Paving the UAE: Wade Adams chooses Volvo CE
Wade Adams Contracting discusses the positivity demonstrated in infrastructure works currently underway in the UAE, and the importance of issues such as fuel consumption in machine selection
As the United Arab Emirates pushes gamely forward with an optimistic flurry of mega projects, Wade Adams Contracting is paving the way in the truest sense — in that it is laying down the very roads themselves.
The early signs of a country about to experience a construction boom are not mega structures soaring into the sky, but the more humble preparations: the installation of water and waste pipes, power and communication lines, roads and bridges — often laid before building work even begins to get underway.
The ongoing project list of Wade Adams Contracting demonstrates that the UAE is once again in a growth phase. With a very healthy backlog on its books, the company is involved in projects ranging from providing shallow services and internal roads for the Reem Oasis Development to building roads and a sewage network for the huge man-made Deira Island project. In February the firm was awarded an $81.7m contract by Dubai’s Roads & Transport Authority (RTA) for infrastructure work in the city, and the company is currently involved in work on and around Sheikh Mohammed Bin Zayed Road.
Wade Adams notes that once this work is completed, Dubai’s secondary arterial route will deliver renewed connectivity to the various communities along its length, including International City, the Arabian Ranches, Dubailand, Dubai Silicon Oasis, Global Village and Sports City.
“Confidence is back but winning work is still difficult,” says Issa Ayoub, plant manager for the UAE and Qatar. “Competition is tough and pressure on prices is very high. Fortunately for us quality is the biggest criteria for winning contracts — roads and bridges can’t collapse — and Wade Adams has a reputation for quality in the bridge building, water works and asphalting. Our history of completing on time is another key criterion.”
A major factor in the maintenance of the contractor’s reputation and speedy delivery is the deployment of reliable machinery, and to this end Wade Adams has invested heavily in premium machines and large support crews.
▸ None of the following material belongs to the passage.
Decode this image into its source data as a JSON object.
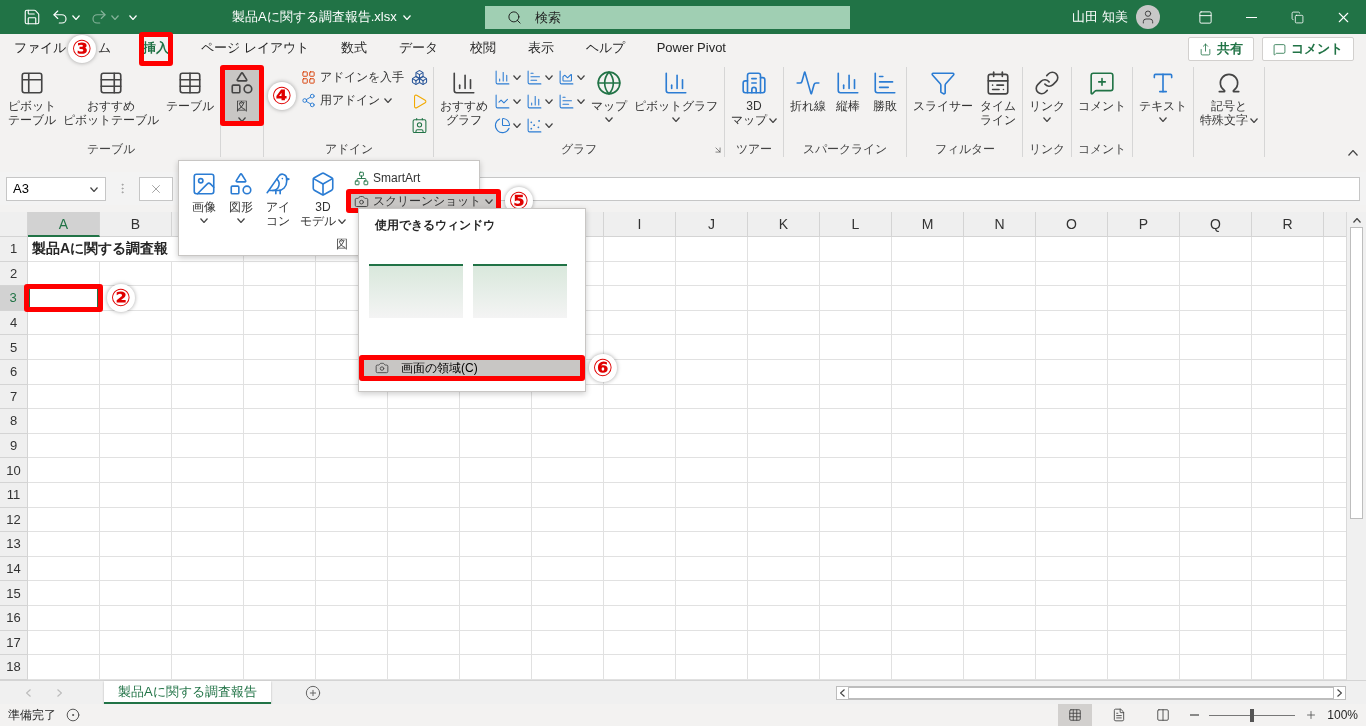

Ayoub, who has been working in the UAE for over 20 years, notes: “We prefer to focus on just the leading brands. In the boom of 2006 there were almost no machines available, so — not by choice — we ended up with lots of brands. Now that things are calmer, we are focussing on just the key brands in each product type. Of our 17 pavers 90% are now Volvo, and we are also using Volvo for wheel loaders and excavators. In recent months the company has taken delivery of multiple 30t Volvo EC300 excavators, and ABG Titan 325 and ABG Titan 7820 pavers — the latter fitted with a MB122 screed that allows up to 9m wide paving.”
The ABG Titan 325 and ABG Titan 7820 are Ingersoll Rand models that Volvo acquired in its $1.4bn acquisition of the US group’s speciality paving division back in 2007.
Both machines can lay asphalt up to 300mm thick, and with hopper capacities of 45t, lay up to 700t/hr.
The transport speed of the machines is 3.5kmph, while the maximum pacing speed is 16m/min for the Titan 325 and 20m/min for the Titan 7820.
Plant manager Ayoub also notes how fuel, and its effective use and budgeting have been instrumental to the contractor’s success in securing tenders and ongoing profitability, and how this has fed into the machine selection.
He explains: “Fuel is a major factor in our type of work, and can make the difference between winning or losing a tender, and making or losing money. But fuel is not always easy to calculate, as fuel consumption can vary by up to 35% between heavy and light work, and the differences on fuel use between brands can be even greater — up to 70%. The operator can also have a big impact. However, Volvo CE has a good reputation in fuel efficiency, and that was ultimately an important factor in our decision to select those machines.”
An additional measure that Wade Adams has undertaken to control and measure its fuel consumption has been the introduction of a fuel management system the combines its selection of the most fuel-efficient brands with economically geared operator training.
Ayoub affirms: “Operator training is vital. With machines becoming more sophisticated, operators need to be taught how to use them properly, in order to lower fuel use, reduce breakage and increase productivity. Thankfully our regional Volvo CE dealer, FAMCO, is supporting us well in this area.”
In order to the most out of the machines, the contractor has also been rigorous with its maintenance routines, and employs over 450 people in its maintenance department alone.
The company also tries to undertake as much of the maintenance as it can in-house. Ayoub continues: “With the increasing use of sophisticated electronics this is getting harder, but, again, we are well supported by FAMCO, who faithfully supply parts and technical training, and where needed, maintenance.”
Overall, the staunch brand loyalty is strong testament to the performance of both Volvo CE and its UAE distributor, FAMCO.
The harsh realities of machine and part shortages in 2006 coaxed many contractors, just like Wade Adams, to diversify their fleets.
For veteran plant men like Issa Ayoub to put their weight so consistently behind Volvo says a lot more than any figures on a page.